## [Assigned task]
Every record below should be written out exactly; pictures stay out.

## [Data under study]
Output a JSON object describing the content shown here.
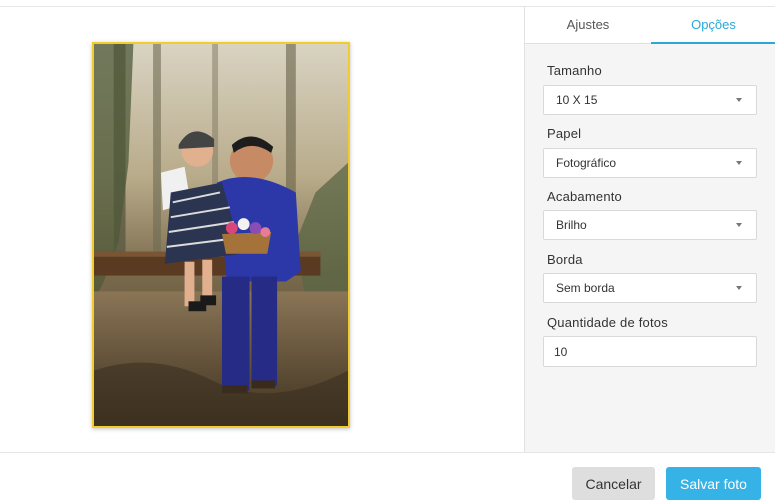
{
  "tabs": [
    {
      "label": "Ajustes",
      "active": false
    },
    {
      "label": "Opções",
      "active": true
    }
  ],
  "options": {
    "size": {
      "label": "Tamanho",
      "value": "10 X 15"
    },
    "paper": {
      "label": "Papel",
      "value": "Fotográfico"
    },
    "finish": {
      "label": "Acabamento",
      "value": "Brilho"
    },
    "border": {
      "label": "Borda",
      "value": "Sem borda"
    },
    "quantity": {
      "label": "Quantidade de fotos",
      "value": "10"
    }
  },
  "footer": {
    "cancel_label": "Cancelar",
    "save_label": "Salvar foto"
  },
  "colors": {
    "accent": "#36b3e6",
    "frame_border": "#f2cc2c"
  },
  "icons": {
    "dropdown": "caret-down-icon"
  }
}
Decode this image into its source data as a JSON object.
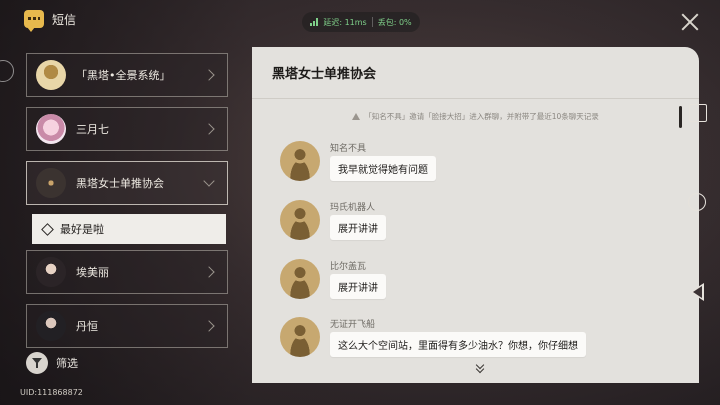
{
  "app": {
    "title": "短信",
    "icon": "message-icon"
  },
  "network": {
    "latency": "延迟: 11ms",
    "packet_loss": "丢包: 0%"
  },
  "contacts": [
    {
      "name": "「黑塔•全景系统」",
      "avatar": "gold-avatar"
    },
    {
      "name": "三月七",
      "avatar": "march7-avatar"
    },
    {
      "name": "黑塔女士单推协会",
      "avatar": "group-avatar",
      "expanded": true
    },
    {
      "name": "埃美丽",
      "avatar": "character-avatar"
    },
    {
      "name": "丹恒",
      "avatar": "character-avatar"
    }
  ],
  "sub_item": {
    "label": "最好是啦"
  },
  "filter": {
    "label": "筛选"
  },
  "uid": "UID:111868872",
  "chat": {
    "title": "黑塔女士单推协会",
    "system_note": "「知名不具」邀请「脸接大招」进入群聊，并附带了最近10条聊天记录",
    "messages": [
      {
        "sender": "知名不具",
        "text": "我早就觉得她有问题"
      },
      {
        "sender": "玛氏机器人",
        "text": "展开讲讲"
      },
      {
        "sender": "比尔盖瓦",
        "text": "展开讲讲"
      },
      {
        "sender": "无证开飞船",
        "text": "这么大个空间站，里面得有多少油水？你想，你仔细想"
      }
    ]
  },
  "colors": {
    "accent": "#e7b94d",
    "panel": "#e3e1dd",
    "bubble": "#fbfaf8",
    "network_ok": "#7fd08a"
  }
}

## [Expected output]
Output a JSON object describing the content shown here.
{
  "tabs": [
    {
      "label": "Ajustes",
      "active": false
    },
    {
      "label": "Opções",
      "active": true
    }
  ],
  "options": {
    "size": {
      "label": "Tamanho",
      "value": "10 X 15"
    },
    "paper": {
      "label": "Papel",
      "value": "Fotográfico"
    },
    "finish": {
      "label": "Acabamento",
      "value": "Brilho"
    },
    "border": {
      "label": "Borda",
      "value": "Sem borda"
    },
    "quantity": {
      "label": "Quantidade de fotos",
      "value": "10"
    }
  },
  "footer": {
    "cancel_label": "Cancelar",
    "save_label": "Salvar foto"
  },
  "colors": {
    "accent": "#36b3e6",
    "frame_border": "#f2cc2c"
  },
  "icons": {
    "dropdown": "caret-down-icon"
  }
}
Decode this image into its source data as a JSON object.
{
  "app": {
    "title": "短信",
    "icon": "message-icon"
  },
  "network": {
    "latency": "延迟: 11ms",
    "packet_loss": "丢包: 0%"
  },
  "contacts": [
    {
      "name": "「黑塔•全景系统」",
      "avatar": "gold-avatar"
    },
    {
      "name": "三月七",
      "avatar": "march7-avatar"
    },
    {
      "name": "黑塔女士单推协会",
      "avatar": "group-avatar",
      "expanded": true
    },
    {
      "name": "埃美丽",
      "avatar": "character-avatar"
    },
    {
      "name": "丹恒",
      "avatar": "character-avatar"
    }
  ],
  "sub_item": {
    "label": "最好是啦"
  },
  "filter": {
    "label": "筛选"
  },
  "uid": "UID:111868872",
  "chat": {
    "title": "黑塔女士单推协会",
    "system_note": "「知名不具」邀请「脸接大招」进入群聊，并附带了最近10条聊天记录",
    "messages": [
      {
        "sender": "知名不具",
        "text": "我早就觉得她有问题"
      },
      {
        "sender": "玛氏机器人",
        "text": "展开讲讲"
      },
      {
        "sender": "比尔盖瓦",
        "text": "展开讲讲"
      },
      {
        "sender": "无证开飞船",
        "text": "这么大个空间站，里面得有多少油水？你想，你仔细想"
      }
    ]
  },
  "colors": {
    "accent": "#e7b94d",
    "panel": "#e3e1dd",
    "bubble": "#fbfaf8",
    "network_ok": "#7fd08a"
  }
}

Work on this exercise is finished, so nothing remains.